Advance decisions: Peace of mind for everyone
Heledd Wyn considers the lessons that private client practitioners can learn from the recent Court of Protection case of Paul Briggs
In late 2016, the Court of Protection heard the case of Paul Briggs. As with many cases of its type, there were several parties: Paul’s wife, the Walton Centre NHS Foundation Trust, the Wirral Clinical Commissioning Group, the Official Solicitor, and Mr Justice Charles were all involved in the difficult decision as to whether Paul Briggs’ medical treatment should be withdrawn, knowing that this would result in his death.
In a compassionate judgment given by Charles J, it was held that withdrawing Paul’s medical treatment was in his best interests and Paul has since died. The judgment is worth reading in its entirety as it sets out the struggle experienced by those involved in a lengthy legal battle on the matter of the life or death of an individual.
In an interview with the Mirror, Lindsey Briggs bravely spoke about her experience and strongly advocated the idea that the preparation of an advance decision (sometimes known as a ‘living will’) would have made an enormous difference in Paul’s case. Paul, who was involved in a road traffic accident while riding his motorbike to work, had not prepared an advance decision as to his wishes, but he had made his wishes and feelings known to family and friends.

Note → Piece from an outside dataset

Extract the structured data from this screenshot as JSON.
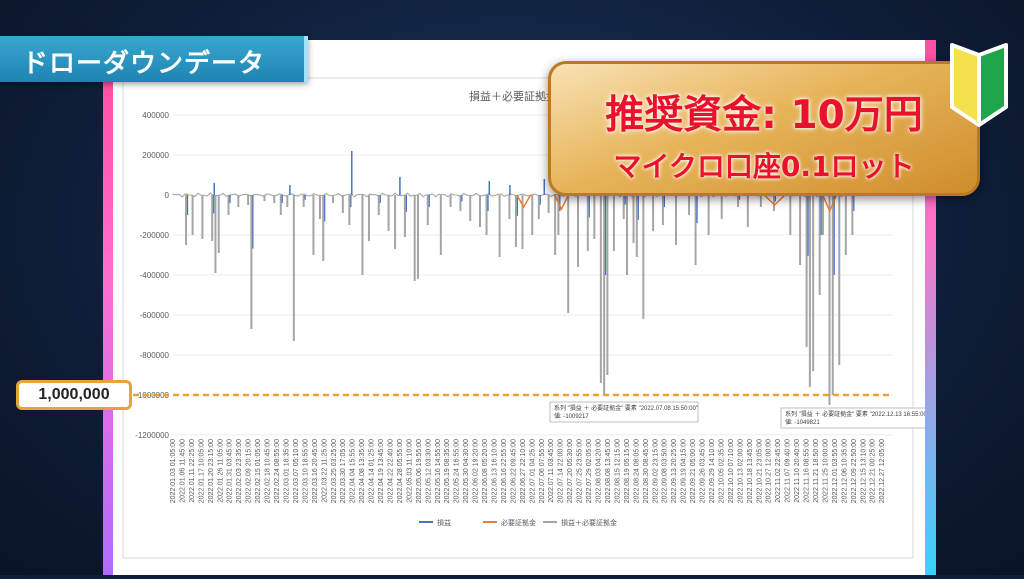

It was these wishes that were taken into account during the court hearing, and these wishes which were ultimately adhered to by the court.
How much heartache would have been avoided, however, if Paul had completed an advance decision? Under sections 24 to 26 of the Mental Capacity Act 2005, the mechanism exists to prepare a legally binding document that means an individual can set out clearly what treatment they would wish to refuse.
As these are legally binding documents, care needs to be taken when preparing them and they should be reviewed regularly. Topics that can be included in an advance decision may include what the person may consider as an intolerable condition, what illnesses they would not want to be treated, and who should be consulted in the event that the advance decision is used. What may be considered as intolerable will, of course, differ from person to person, and so careful consideration of the words used in an advance decision will need to be discussed thoroughly and carefully with anyone considering drawing these up.
It should also be the case that a frank discussion is had with family members about these wishes and feelings, and that the advance decision, once written, is reviewed regularly and is readily available in the event that it is needed.
As practitioners, we are very good at ‘selling’ lasting powers of attorney: data from the Office of the Public Guardian shows that 14,600 LPAs were registered over the last year. While these figures take into account personal applications, there are of course numerous applications being submitted by solicitors.
But what about those cases where people do not want to appoint an attorney for health issues? Perhaps there is no one suitable or this feels like too much of a delegation of power. In this instance, an advance decision can be a very suitable for someone who does not feel that an LPA is appropriate for them.
Careful consideration should therefore be given to the merits and demerits of drawing up an advance decision. These can complement LPAs (although care is needed when drafting to ensure that they do not invalidate each other) and this is an area that practitioners perhaps need to consider more widely. For anyone involved in estate planning, the advance decision is an important tool and one that should be discussed with as much regularity as wills and LPAs.
For Paul and his family, the right decision was made by the court, and it is at times like these that the experience and compassion of our judges really shows through. However, it is hoped, an advance decision would have made the whole situation a lot less public and lengthy. Lindsey Briggs herself has become an advocate for the preparation of advance decisions and perhaps this is a lesson to be learned for those of us advising our clients about preparing for their own future.
‘It will never happen to me’ is something that we often think, but as Paul’s case demonstrates, it can, and the consequences can be devastating. Having an advance decision in place can give peace of mind to everyone.
Heledd Wyn is an associate at Mowbray Woodwards